> _To do_
Copy each line containing the word "message" from the records that follow, please.

> _Data in this exercise_
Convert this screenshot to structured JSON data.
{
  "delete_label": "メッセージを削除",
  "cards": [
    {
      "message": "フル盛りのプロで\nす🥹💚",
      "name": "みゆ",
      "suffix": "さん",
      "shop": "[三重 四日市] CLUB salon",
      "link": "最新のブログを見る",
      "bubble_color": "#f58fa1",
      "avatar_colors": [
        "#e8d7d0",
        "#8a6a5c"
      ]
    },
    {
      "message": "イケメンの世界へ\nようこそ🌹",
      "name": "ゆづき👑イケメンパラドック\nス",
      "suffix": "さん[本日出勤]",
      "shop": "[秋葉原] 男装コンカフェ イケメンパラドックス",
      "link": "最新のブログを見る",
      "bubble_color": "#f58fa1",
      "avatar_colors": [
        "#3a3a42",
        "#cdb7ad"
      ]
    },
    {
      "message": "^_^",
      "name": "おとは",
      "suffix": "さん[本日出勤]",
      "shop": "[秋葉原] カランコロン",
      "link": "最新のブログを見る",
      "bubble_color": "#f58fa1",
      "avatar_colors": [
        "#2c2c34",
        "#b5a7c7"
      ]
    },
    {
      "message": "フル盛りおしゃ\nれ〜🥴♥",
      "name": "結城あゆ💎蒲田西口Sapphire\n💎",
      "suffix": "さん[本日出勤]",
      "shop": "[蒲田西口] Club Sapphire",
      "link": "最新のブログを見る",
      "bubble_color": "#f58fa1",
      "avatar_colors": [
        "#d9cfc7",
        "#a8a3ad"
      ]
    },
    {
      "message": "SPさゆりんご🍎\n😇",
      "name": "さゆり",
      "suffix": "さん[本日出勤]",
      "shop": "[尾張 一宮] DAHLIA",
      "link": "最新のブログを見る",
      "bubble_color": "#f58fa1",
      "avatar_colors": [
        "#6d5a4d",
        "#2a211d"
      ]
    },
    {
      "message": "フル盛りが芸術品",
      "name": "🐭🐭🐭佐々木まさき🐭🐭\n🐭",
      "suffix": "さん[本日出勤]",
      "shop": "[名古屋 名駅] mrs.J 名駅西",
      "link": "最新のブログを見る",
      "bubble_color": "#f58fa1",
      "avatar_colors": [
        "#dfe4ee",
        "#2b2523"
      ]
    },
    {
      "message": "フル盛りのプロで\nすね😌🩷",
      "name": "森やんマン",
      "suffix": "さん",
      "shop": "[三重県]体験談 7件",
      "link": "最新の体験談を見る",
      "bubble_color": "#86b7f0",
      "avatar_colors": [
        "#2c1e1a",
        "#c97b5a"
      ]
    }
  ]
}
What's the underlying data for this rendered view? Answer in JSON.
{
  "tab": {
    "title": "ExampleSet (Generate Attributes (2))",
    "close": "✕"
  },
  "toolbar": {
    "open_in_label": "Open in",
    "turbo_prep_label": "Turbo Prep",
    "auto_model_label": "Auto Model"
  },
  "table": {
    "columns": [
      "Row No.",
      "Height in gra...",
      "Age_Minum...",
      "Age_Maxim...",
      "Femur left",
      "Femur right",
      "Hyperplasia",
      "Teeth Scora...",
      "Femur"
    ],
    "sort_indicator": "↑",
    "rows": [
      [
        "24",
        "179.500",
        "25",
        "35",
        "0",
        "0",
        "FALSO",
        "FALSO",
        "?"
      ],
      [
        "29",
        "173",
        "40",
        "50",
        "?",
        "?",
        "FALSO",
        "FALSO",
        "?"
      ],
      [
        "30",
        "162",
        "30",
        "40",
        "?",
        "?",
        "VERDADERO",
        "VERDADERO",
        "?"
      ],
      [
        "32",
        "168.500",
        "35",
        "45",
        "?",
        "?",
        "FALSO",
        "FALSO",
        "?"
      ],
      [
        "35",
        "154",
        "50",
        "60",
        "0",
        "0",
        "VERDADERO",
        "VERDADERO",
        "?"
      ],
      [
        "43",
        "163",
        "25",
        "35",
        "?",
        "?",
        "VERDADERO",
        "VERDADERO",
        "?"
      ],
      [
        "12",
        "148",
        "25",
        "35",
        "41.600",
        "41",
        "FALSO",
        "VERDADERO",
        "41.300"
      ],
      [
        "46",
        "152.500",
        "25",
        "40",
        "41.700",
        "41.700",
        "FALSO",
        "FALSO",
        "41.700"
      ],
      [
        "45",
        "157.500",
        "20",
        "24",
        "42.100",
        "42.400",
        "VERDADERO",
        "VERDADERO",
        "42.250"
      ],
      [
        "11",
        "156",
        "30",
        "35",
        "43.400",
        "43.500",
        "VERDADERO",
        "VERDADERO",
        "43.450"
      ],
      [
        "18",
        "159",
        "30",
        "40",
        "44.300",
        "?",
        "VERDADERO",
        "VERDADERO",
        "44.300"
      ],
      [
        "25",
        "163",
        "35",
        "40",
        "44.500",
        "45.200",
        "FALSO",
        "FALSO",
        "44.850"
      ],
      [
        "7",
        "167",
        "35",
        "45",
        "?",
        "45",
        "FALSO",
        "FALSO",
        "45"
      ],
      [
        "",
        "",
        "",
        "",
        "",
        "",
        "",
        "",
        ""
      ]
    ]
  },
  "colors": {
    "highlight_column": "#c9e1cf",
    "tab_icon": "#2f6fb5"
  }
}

> _Answer section_
      "message": "フル盛りのプロで\nす🥹💚",
      "message": "イケメンの世界へ\nようこそ🌹",
      "message": "^_^",
      "message": "フル盛りおしゃ\nれ〜🥴♥",
      "message": "SPさゆりんご🍎\n😇",
      "message": "フル盛りが芸術品",
      "message": "フル盛りのプロで\nすね😌🩷",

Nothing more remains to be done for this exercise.